I really enjoyed the classes that mixed in other exercises, but I knew I had to try at least one class that was fully jump rope focused. I opted for a 21-minute Super Simple endurance class that used all four of the different weighted ropes. If I hadn't selected the beginner setting with basic jumps, it would have included scissor jumps, ski jumps and jumps with alternating feet.
The workout started with ¼-pound ropes and steadily increased through the different weights until the last round with the 2-pound rope. I can’t imagine how challenging this would’ve been doing a variation of jumps — maybe someday I’ll get there.
The day after my jump rope workouts, I noticed that my shoulders and calves were both sore. I liked knowing that my upper body got a workout, but i could have done without the calf pain.
What I liked
I was honestly surprised by how much I enjoyed this workout. I expected to hate it, feel frustrated and get bored quickly, but I actually found myself enjoying the jump rope intervals and even continuing to practice my jumps during the rest periods.
Jumping rope takes so much focus (for me, anyway) that it took my mind off how much cardio I was doing. I also liked that there's a visual demonstration of each exercise. I have used other apps that only have audio cues and I found this to be a really helpful addition to ensure I was using proper form.
The audio cues and timer function are also really helpful if you want to bang out a quick workout in the gym wearing headphones and not having to look at your phone.
The fact that you can change out the jump rope handles makes it easy to take multiple ropes with you on the go and it wouldn’t take up much room in a suitcase. I could definitely see using this workout on vacation. I liked that I could get in a solid workout without having a lot of time; even the 10-minute routine made me feel accomplished.
What I didn’t like
I ran into some technical difficulties using the app. Both times I tried to pause the workout and resume it, I had to start the workout from the beginning and then manually skip ahead to where I left off. I also wasn’t a huge fan of some of the supplemental content (like how-to videos) that force you to click out of the app and go onto YouTube or the Crossrope site. I would prefer all the content live within the app for a better user experience.
While there is a visual demonstration of each exercise, there is no explanation of how to perform the exercises or cues from an instructor during the workout. So you need to be mindful of watching your form closely, which some people may forget to do. For that reason, this workout may not be for complete beginners. I would recommend taking a few body-weight strength classes guided by an instructor to learn proper form before jumping into this workout.

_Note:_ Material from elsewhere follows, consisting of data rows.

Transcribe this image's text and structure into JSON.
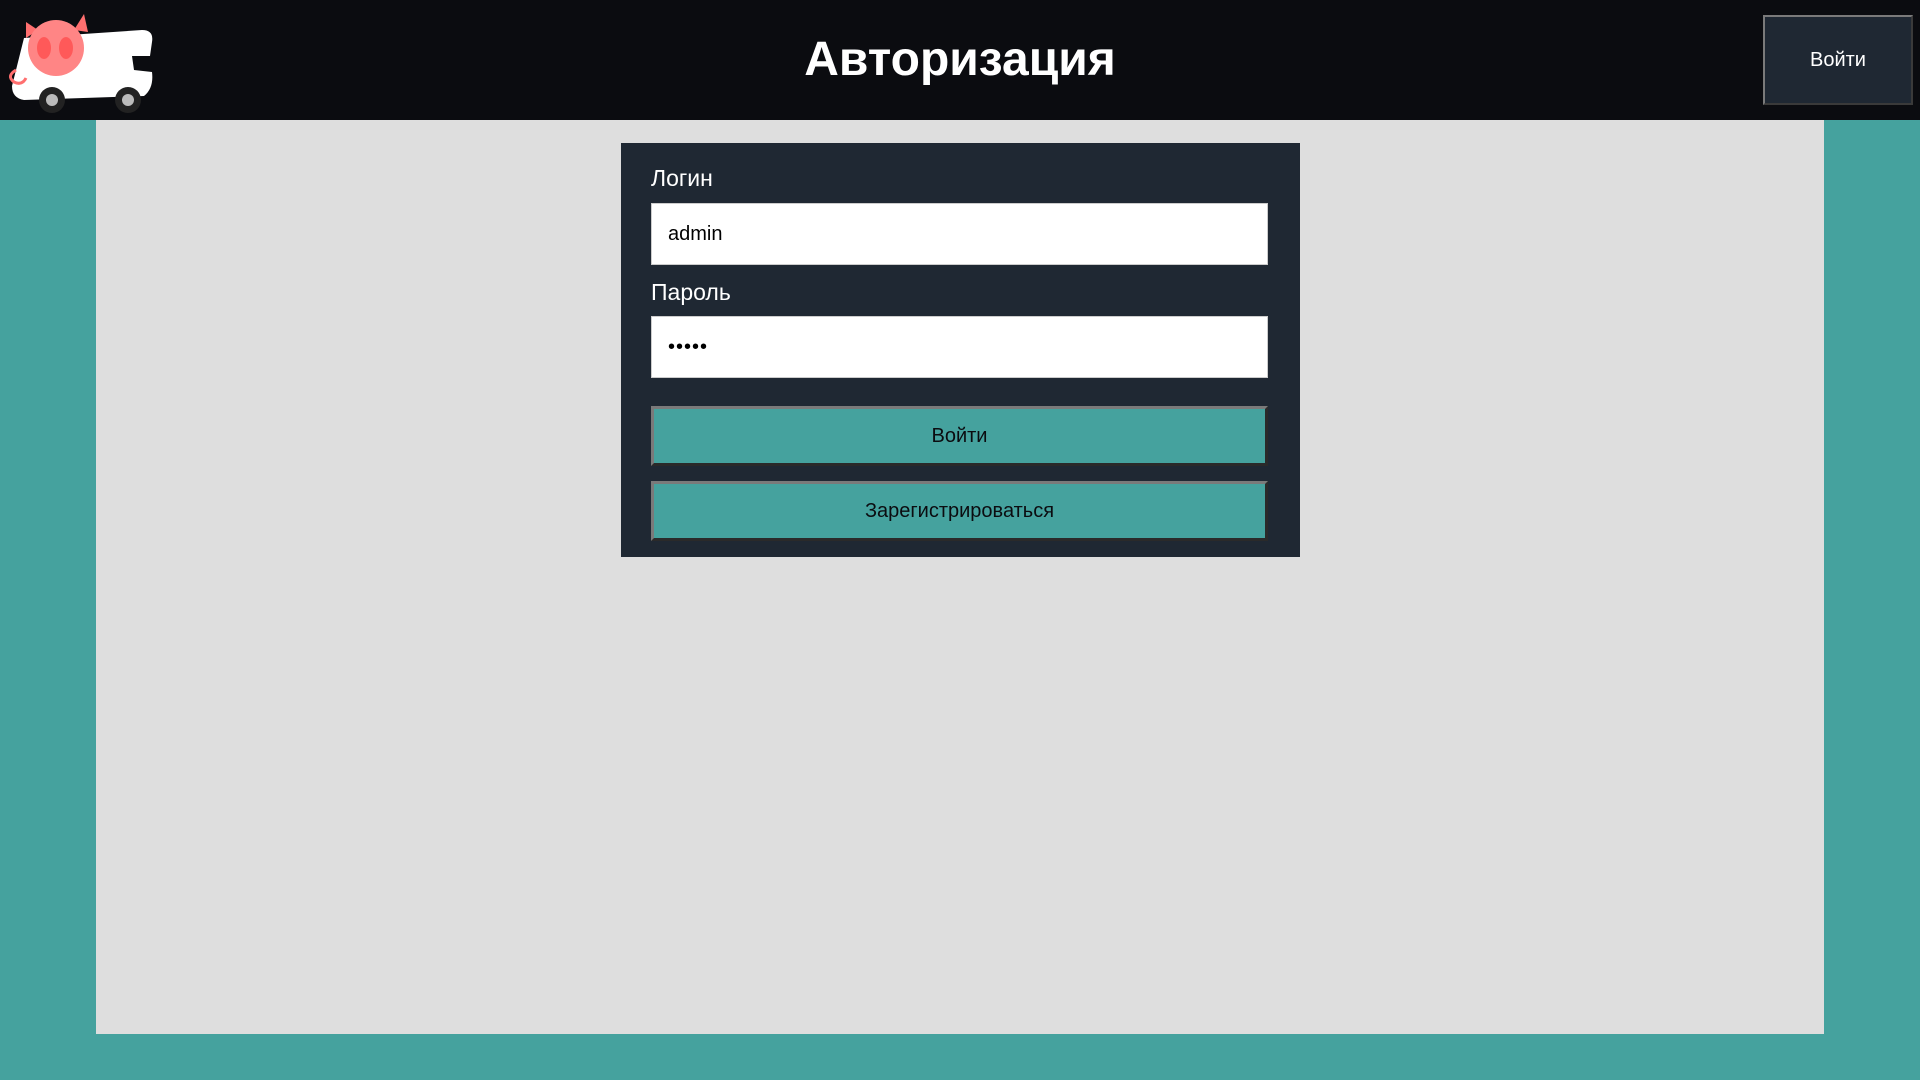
{
  "header": {
    "title": "Авторизация",
    "login_button_label": "Войти",
    "logo_icon": "pig-truck-logo"
  },
  "login_form": {
    "login_label": "Логин",
    "login_value": "admin",
    "password_label": "Пароль",
    "password_value": "admin",
    "submit_label": "Войти",
    "register_label": "Зарегистрироваться"
  },
  "colors": {
    "header_bg": "#0b0c10",
    "page_bg": "#45a29e",
    "content_bg": "#dedede",
    "panel_bg": "#1f2833",
    "accent": "#45a29e",
    "logo_pig": "#ff7b7b"
  }
}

I would also say that this may not be the right workout for someone who loves the vibe of group fitness classes. There’s no instructor interacting with you or leading you through the workout like you’d have in a class. It is much more of an individual workout.
Two things I wish the app provided: music (I need that for motivation and had to play my own outside of the app) and a cool down at the end of each workout.
I would recommend this workout to:
- People who are working out at home or in a small space
- Anyone who enjoys jumping rope and wants to create a workout routine around it
- Those who hate running, but are looking for a cardio activity
- People who travel a lot
- Those who don’t have a lot of time, but want to get in a heart-pumping workout